Last week, Councilman Costa Constantinides unveiled legislation that would remove criminal or civil penalties for crossing in the middle of the street. According to the Astoria legislator, anyone who is cited for the violation of not crossing within marked pathways when given a walk signal must go to court to pay a fine.
If passed, the bill would bring the city’s street rules to align with the state, which allows a pedestrian to cross at any point of the street as long as there is no oncoming traffic.
“Every New Yorker crosses in the middle of the block, but that can end in a ticket depending on your skin color,” Constantinides said in a statement. “It’s beyond time we end this system by changing these outdated rules, which no longer reflect New York City’s modern day streetscape.”
The councilman argued that jaywalking enforcement unfairly targets people of color. He cited a Streetsblog analysis that found that Black and Latino New Yorkers received nearly 90 percent of 397 illegal crossing tickets issued last year.
In 2019, almost 40 percent of jaywalking violations were issued in three Bronx precincts, and almost every person fined was Black or Latino, Constantinides noted.
African-Americans and Latinos make up 33 percent of the population within the 76th Precinct, which covers Sunset Park and Red Hook, but received 65 percent of jaywalking tickets.
Safe streets advocates announced their support for Constantinides’s bill.
“In New York, crossing the street should not be a crime, especially one that disproportionately targets Black and brown communities,” said Marco Conner DiAquoi, deputy director of Transportation Alternatives. “This legislation puts people first on New York City’s streets and would help end harmful and unacceptable disparate enforcement.”

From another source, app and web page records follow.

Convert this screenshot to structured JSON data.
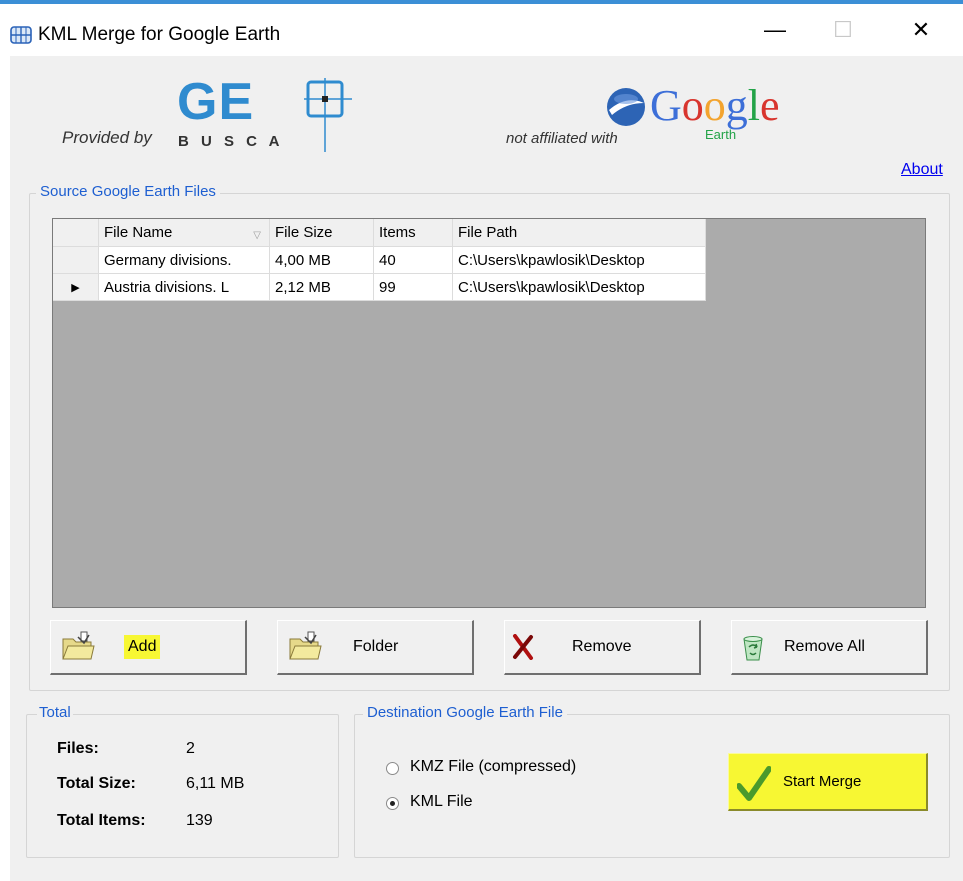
{
  "window": {
    "title": "KML Merge for Google Earth",
    "controls": {
      "minimize": "—",
      "maximize": "☐",
      "close": "✕"
    }
  },
  "header": {
    "provided_by": "Provided by",
    "geo_logo": "GE",
    "geo_sub": "B U S C A",
    "not_affiliated": "not affiliated with",
    "google": [
      "G",
      "o",
      "o",
      "g",
      "l",
      "e"
    ],
    "google_colors": [
      "#3d6fd8",
      "#d8352e",
      "#f3a42f",
      "#3d6fd8",
      "#23a348",
      "#d8352e"
    ],
    "earth": "Earth",
    "about": "About"
  },
  "source": {
    "legend": "Source Google Earth Files",
    "columns": [
      "File Name",
      "File Size",
      "Items",
      "File Path"
    ],
    "rows": [
      {
        "marker": "",
        "name": "Germany divisions.",
        "size": "4,00 MB",
        "items": "40",
        "path": "C:\\Users\\kpawlosik\\Desktop"
      },
      {
        "marker": "▶",
        "name": "Austria divisions. L",
        "size": "2,12 MB",
        "items": "99",
        "path": "C:\\Users\\kpawlosik\\Desktop"
      }
    ]
  },
  "buttons": {
    "add": "Add",
    "folder": "Folder",
    "remove": "Remove",
    "remove_all": "Remove All"
  },
  "total": {
    "legend": "Total",
    "files_label": "Files:",
    "files": "2",
    "size_label": "Total Size:",
    "size": "6,11 MB",
    "items_label": "Total Items:",
    "items": "139"
  },
  "destination": {
    "legend": "Destination Google Earth File",
    "kmz": "KMZ File (compressed)",
    "kml": "KML File",
    "selected": "kml",
    "start": "Start Merge"
  },
  "colors": {
    "legend_blue": "#1e5fd1",
    "highlight": "#f7f733",
    "geo_blue": "#2f8bcf",
    "grid_bg": "#ababab"
  }
}
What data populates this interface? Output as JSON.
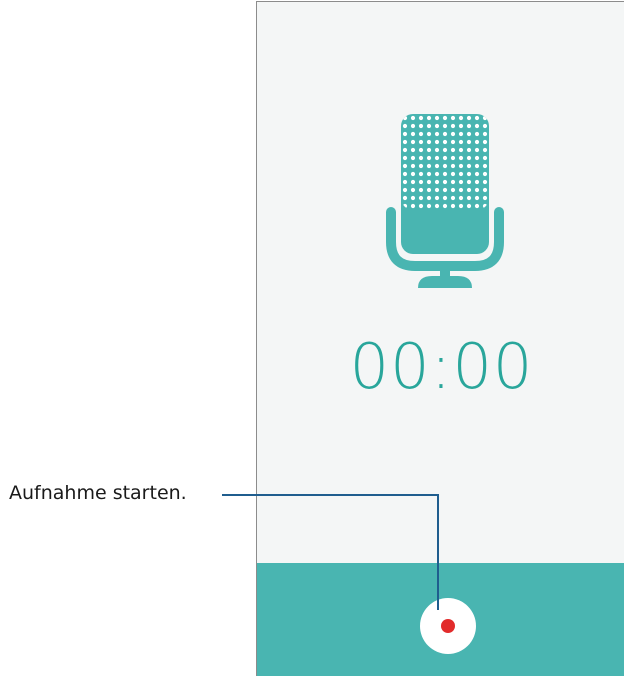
{
  "screen": {
    "timer": "00:00",
    "icons": {
      "microphone": "microphone-icon",
      "record": "record-dot-icon"
    },
    "colors": {
      "accent": "#4bb6b2",
      "record_dot": "#e22b2b",
      "background": "#f4f6f6"
    }
  },
  "callout": {
    "label": "Aufnahme starten."
  }
}
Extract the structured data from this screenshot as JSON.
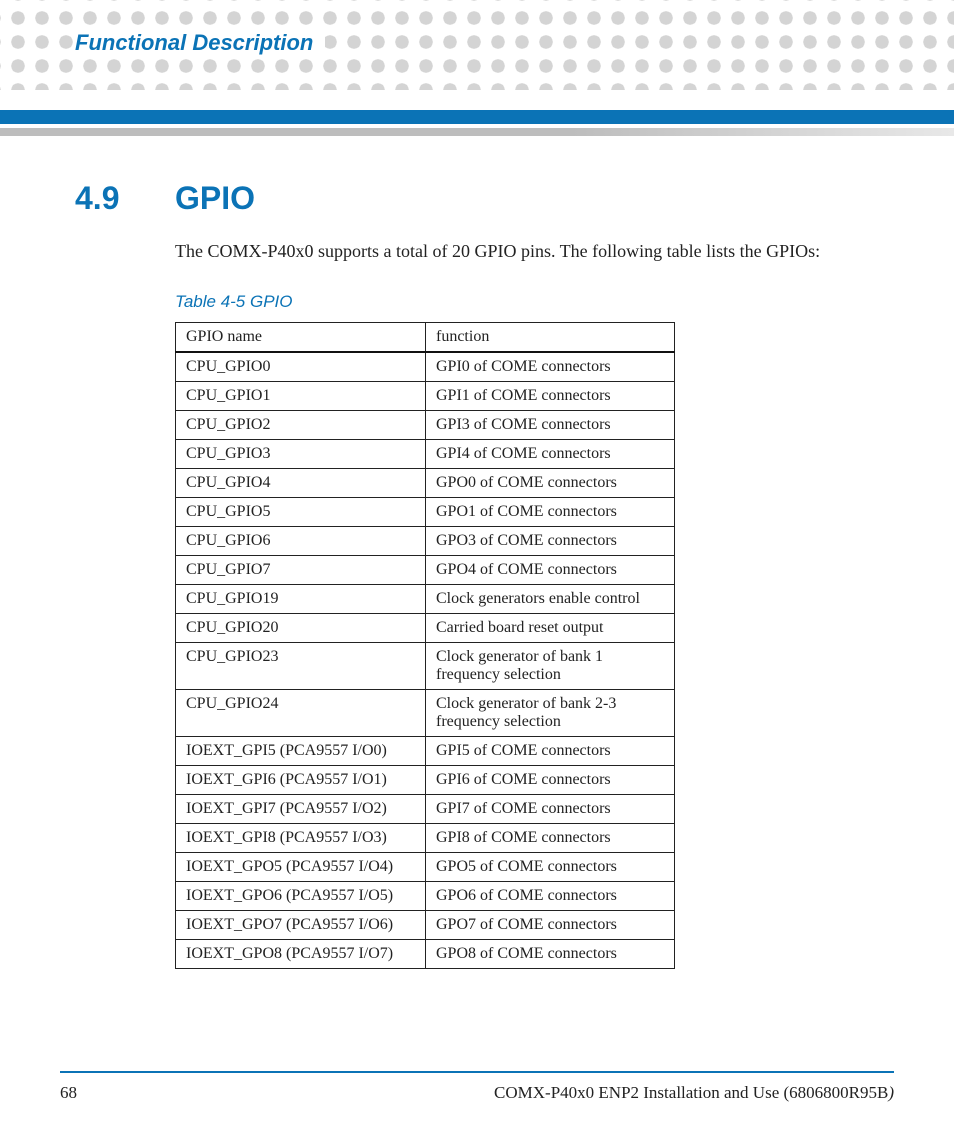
{
  "header": {
    "chapter_title": "Functional Description"
  },
  "section": {
    "number": "4.9",
    "title": "GPIO",
    "intro": "The COMX-P40x0 supports a total of 20 GPIO pins. The following table lists the GPIOs:"
  },
  "table": {
    "caption": "Table 4-5 GPIO",
    "headers": [
      "GPIO name",
      "function"
    ],
    "rows": [
      [
        "CPU_GPIO0",
        "GPI0 of COME connectors"
      ],
      [
        "CPU_GPIO1",
        "GPI1 of COME connectors"
      ],
      [
        "CPU_GPIO2",
        "GPI3 of COME connectors"
      ],
      [
        "CPU_GPIO3",
        "GPI4 of COME connectors"
      ],
      [
        "CPU_GPIO4",
        "GPO0 of COME connectors"
      ],
      [
        "CPU_GPIO5",
        "GPO1 of COME connectors"
      ],
      [
        "CPU_GPIO6",
        "GPO3 of COME connectors"
      ],
      [
        "CPU_GPIO7",
        "GPO4 of COME connectors"
      ],
      [
        "CPU_GPIO19",
        "Clock generators enable control"
      ],
      [
        "CPU_GPIO20",
        "Carried board reset output"
      ],
      [
        "CPU_GPIO23",
        "Clock generator of bank 1 frequency selection"
      ],
      [
        "CPU_GPIO24",
        "Clock generator of bank 2-3 frequency selection"
      ],
      [
        "IOEXT_GPI5 (PCA9557 I/O0)",
        "GPI5 of COME connectors"
      ],
      [
        "IOEXT_GPI6 (PCA9557 I/O1)",
        "GPI6 of COME connectors"
      ],
      [
        "IOEXT_GPI7 (PCA9557 I/O2)",
        "GPI7 of COME connectors"
      ],
      [
        "IOEXT_GPI8 (PCA9557 I/O3)",
        "GPI8 of COME connectors"
      ],
      [
        "IOEXT_GPO5 (PCA9557 I/O4)",
        "GPO5 of COME connectors"
      ],
      [
        "IOEXT_GPO6 (PCA9557 I/O5)",
        "GPO6 of COME connectors"
      ],
      [
        "IOEXT_GPO7 (PCA9557 I/O6)",
        "GPO7 of COME connectors"
      ],
      [
        "IOEXT_GPO8 (PCA9557 I/O7)",
        "GPO8 of COME connectors"
      ]
    ]
  },
  "footer": {
    "page": "68",
    "doc": "COMX-P40x0 ENP2 Installation and Use (6806800R95B",
    "doc_tail_italic": ")"
  }
}
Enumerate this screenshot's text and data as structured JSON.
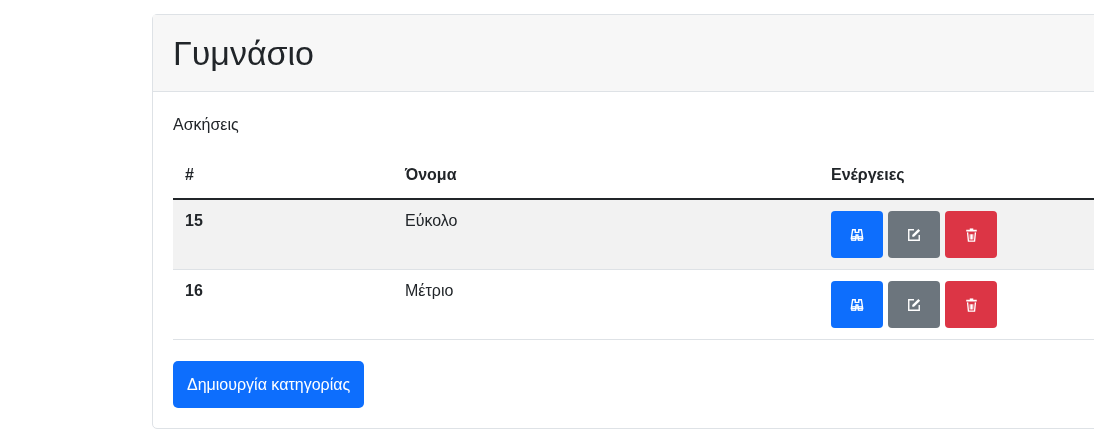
{
  "card": {
    "title": "Γυμνάσιο",
    "subtitle": "Ασκήσεις"
  },
  "table": {
    "columns": [
      "#",
      "Όνομα",
      "Ενέργειες"
    ],
    "rows": [
      {
        "id": "15",
        "name": "Εύκολο",
        "striped": true
      },
      {
        "id": "16",
        "name": "Μέτριο",
        "striped": false
      }
    ]
  },
  "create_button": "Δημιουργία κατηγορίας"
}
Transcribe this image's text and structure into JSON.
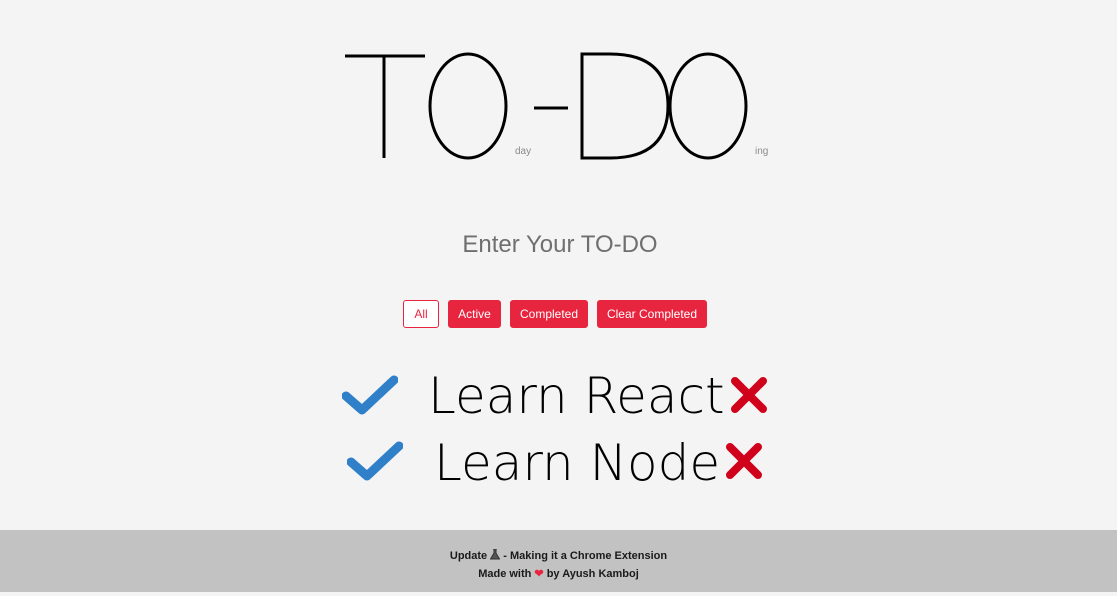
{
  "header": {
    "title_left": "TO",
    "title_right": "DO",
    "sub_left": "day",
    "sub_right": "ing"
  },
  "input": {
    "placeholder": "Enter Your TO-DO"
  },
  "filters": {
    "all": "All",
    "active": "Active",
    "completed": "Completed",
    "clear_completed": "Clear Completed",
    "selected": "All"
  },
  "todos": [
    {
      "text": "Learn React",
      "check_icon": "check-icon",
      "delete_icon": "cross-icon"
    },
    {
      "text": "Learn Node",
      "check_icon": "check-icon",
      "delete_icon": "cross-icon"
    }
  ],
  "footer": {
    "line1_prefix": "Update",
    "line1_icon": "flask-icon",
    "line1_suffix": "- Making it a Chrome Extension",
    "line2_prefix": "Made with",
    "line2_icon": "heart-icon",
    "line2_suffix": "by Ayush Kamboj"
  },
  "colors": {
    "accent": "#e8253f",
    "check": "#2f80c8",
    "cross": "#d0021b",
    "background": "#f4f4f4",
    "footer_bg": "#c2c2c2"
  }
}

Hsi-Pei Liao, a founding member of the group Families for Safe Streets, noted that when his three-year-old daughter Allison was killed by a driver while crossing a Flushing street in 2013, she was even holding her grandmother’s hand. That didn’t save her life or prevent victim blaming, he said.
“Most pedestrians killed or severely injured on New York City streets are struck walking in the crosswalk with the signal by turning drivers,” Liao said. “Enforcement against so-called jaywalking doesn’t address the most dangerous behaviors by drivers, and perpetuates the myth that victims are responsible for their own deaths on our streets.”